As one of the strongest concept albums of that decade and also containing some of the best lyrics and melodies of that time, one cannot lose with this set. The digitally re-enhancement adds a significant amount of quality.
on 15 June 2011
I had this when it was first released but ex wife sold all my music,now i have got it again after thiry odd years i just wish i had not waited so long as i think it is a master piece, to me its the best they made.With some luck i may get to see them live again before we are all gone far into the misty cloud.
on 10 January 2000

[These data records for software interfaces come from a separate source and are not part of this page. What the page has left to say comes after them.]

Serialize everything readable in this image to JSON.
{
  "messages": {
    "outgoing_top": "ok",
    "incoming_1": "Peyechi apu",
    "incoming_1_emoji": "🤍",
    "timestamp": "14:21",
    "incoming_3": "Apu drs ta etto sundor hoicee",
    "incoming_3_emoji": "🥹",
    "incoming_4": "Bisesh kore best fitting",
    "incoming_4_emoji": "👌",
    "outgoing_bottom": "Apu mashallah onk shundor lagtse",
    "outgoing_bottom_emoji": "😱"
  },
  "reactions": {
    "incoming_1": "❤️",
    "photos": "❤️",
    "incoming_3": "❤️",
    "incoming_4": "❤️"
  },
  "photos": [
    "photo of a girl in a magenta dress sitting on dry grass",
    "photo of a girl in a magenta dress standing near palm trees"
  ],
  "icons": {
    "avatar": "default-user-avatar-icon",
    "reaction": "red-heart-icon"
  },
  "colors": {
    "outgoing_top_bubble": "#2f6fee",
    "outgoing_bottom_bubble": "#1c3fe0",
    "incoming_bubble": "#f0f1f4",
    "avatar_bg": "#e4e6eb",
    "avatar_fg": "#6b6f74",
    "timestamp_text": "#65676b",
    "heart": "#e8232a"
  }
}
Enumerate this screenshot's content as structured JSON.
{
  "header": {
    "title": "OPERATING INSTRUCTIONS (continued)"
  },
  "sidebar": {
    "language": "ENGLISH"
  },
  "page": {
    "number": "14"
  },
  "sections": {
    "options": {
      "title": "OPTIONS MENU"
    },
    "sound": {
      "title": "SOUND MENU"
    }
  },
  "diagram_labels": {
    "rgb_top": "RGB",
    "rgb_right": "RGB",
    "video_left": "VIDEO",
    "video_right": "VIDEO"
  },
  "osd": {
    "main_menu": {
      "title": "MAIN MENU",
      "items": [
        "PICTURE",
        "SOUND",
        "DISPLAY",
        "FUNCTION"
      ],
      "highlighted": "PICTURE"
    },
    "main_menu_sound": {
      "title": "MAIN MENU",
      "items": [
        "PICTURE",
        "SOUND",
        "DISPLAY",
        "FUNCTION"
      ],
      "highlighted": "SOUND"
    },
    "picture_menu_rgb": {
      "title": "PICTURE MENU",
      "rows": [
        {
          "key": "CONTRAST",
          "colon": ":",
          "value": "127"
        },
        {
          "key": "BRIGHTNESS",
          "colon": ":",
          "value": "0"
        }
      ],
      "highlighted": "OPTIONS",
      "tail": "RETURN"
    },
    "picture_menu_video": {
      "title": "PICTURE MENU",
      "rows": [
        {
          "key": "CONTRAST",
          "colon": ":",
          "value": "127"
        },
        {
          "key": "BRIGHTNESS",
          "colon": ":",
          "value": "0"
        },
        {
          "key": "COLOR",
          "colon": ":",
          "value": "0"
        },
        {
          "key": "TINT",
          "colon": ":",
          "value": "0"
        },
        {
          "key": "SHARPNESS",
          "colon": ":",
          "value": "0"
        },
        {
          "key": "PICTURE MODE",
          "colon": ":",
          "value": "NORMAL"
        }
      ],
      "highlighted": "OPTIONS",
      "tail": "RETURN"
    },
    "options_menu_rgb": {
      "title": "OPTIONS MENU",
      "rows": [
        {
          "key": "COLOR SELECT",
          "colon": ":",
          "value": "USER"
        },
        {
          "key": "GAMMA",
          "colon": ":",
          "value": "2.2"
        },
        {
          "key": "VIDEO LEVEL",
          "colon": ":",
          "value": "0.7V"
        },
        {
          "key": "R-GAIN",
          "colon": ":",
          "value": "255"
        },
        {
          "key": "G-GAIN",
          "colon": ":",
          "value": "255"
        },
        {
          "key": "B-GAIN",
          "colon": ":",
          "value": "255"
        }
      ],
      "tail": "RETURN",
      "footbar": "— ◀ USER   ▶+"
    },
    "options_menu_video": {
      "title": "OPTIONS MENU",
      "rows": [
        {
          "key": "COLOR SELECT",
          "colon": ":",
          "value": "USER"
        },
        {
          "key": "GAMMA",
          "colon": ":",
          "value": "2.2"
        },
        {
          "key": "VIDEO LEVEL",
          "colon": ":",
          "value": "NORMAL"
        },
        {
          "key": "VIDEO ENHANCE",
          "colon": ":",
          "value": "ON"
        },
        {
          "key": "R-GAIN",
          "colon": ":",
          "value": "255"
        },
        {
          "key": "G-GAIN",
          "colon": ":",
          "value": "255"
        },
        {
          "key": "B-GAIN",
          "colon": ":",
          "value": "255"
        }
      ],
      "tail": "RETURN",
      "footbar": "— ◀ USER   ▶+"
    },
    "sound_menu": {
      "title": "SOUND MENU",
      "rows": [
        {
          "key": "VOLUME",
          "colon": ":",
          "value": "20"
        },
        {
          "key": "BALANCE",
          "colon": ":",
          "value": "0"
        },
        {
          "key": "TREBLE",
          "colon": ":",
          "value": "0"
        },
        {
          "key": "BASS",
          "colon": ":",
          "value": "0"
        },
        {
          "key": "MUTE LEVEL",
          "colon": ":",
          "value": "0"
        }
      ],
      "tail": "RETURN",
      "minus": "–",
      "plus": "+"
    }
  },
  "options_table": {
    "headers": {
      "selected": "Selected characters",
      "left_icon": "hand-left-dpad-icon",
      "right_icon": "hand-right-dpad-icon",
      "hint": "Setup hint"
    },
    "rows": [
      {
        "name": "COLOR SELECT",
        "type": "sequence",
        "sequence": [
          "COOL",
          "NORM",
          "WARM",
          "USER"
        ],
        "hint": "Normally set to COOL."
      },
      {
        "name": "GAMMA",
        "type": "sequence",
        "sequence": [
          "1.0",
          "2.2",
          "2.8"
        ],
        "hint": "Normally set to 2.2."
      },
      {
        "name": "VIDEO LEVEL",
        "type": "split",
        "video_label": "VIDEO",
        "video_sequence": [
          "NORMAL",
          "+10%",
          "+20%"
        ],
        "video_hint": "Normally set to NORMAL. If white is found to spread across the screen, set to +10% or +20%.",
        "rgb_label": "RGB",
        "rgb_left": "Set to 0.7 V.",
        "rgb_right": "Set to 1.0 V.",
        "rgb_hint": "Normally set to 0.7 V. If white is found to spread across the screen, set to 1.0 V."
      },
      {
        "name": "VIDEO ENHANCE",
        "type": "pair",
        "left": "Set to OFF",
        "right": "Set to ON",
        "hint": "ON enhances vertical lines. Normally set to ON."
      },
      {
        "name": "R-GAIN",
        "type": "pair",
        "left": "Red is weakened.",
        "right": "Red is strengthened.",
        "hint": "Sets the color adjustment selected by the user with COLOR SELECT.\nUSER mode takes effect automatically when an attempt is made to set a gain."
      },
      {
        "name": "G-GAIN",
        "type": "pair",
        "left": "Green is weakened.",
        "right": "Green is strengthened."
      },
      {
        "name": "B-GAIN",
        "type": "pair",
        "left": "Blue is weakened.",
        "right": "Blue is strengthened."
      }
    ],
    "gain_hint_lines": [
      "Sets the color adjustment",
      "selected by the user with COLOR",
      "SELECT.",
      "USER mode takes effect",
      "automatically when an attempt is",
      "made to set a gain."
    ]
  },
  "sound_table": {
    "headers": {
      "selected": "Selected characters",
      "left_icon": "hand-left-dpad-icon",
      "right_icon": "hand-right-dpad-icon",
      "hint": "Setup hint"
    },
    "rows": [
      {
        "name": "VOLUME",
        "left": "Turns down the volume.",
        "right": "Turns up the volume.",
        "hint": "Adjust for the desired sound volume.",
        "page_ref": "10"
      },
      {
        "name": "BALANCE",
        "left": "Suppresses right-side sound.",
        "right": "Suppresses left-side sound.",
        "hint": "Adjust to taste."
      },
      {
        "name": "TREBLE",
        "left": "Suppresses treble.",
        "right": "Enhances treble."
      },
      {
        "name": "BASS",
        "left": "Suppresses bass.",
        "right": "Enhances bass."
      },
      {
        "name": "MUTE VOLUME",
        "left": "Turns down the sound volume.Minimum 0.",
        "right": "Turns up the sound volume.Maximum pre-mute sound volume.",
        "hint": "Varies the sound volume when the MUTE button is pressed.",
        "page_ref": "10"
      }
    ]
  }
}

This album is the climax of the early years of the Magnificent Moodies. It might not contain the majestic conclusion of "Nights In White Satin / Late Lament" of the Days Of Future Passed album, or the cathedral type culmination of "Have You Heard / The Voyage" of On The Threshold Of A Dream album (which incidentally must have the mellotron being played at its very best by Mike Pinder) but the natural flow of absolutely outstanding songs, with no particular instrument dominating the album, apart from the band's unique vocals, makes this album THE outstanding one of the pre Patrick Moraz / Blue Jays era. It's a pity that only "Eyes Of A Child", "Watching And Waiting" and (partially)"Out And In" made it on to the first of the Best Of albums, This Is The Moody Blues - "Gypsy" and "Candle Of Life" at least should have made it as well. I might be a bit biased, as it was the first Moodies album I heard all the way through from start to finish, but the others, up to and including Seventh Sojourn, whilst all great in their own right, must all bow to Childrens Children as the best of the bunch, and the best kickoff for the Threshold Label.